Extracted information Block Start

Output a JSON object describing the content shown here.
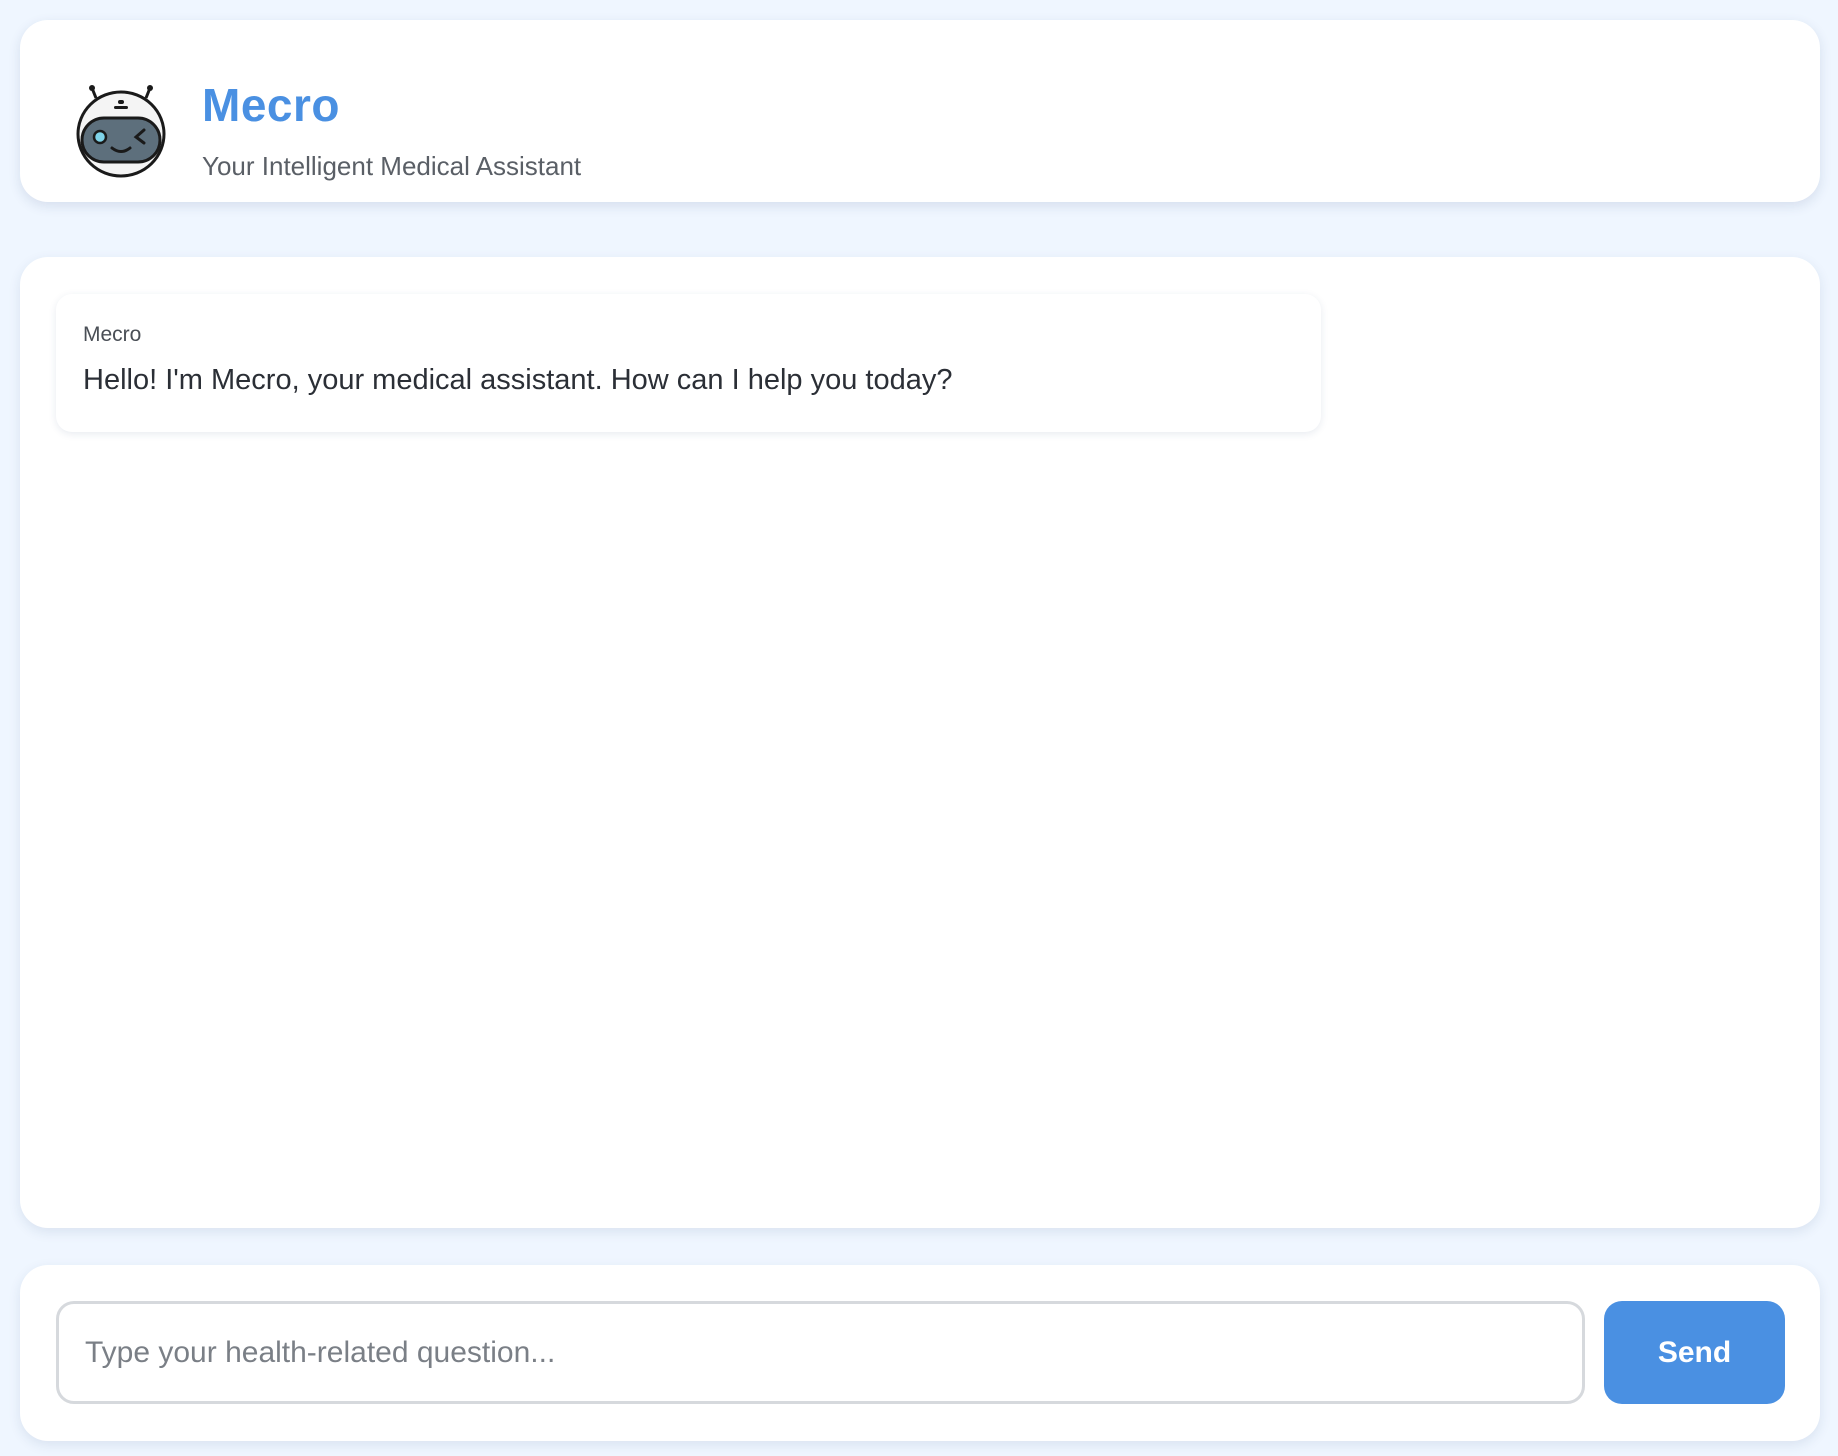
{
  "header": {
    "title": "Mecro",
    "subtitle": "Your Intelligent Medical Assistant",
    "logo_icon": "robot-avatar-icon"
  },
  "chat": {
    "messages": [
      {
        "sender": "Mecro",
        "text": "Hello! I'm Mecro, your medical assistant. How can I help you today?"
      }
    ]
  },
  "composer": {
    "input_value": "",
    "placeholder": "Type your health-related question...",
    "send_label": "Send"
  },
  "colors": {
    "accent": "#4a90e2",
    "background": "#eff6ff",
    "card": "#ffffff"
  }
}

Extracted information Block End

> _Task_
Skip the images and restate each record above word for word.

> _Response to the exercise_
Output a JSON object describing the content shown here.
{
  "header": {
    "title": "Mecro",
    "subtitle": "Your Intelligent Medical Assistant",
    "logo_icon": "robot-avatar-icon"
  },
  "chat": {
    "messages": [
      {
        "sender": "Mecro",
        "text": "Hello! I'm Mecro, your medical assistant. How can I help you today?"
      }
    ]
  },
  "composer": {
    "input_value": "",
    "placeholder": "Type your health-related question...",
    "send_label": "Send"
  },
  "colors": {
    "accent": "#4a90e2",
    "background": "#eff6ff",
    "card": "#ffffff"
  }
}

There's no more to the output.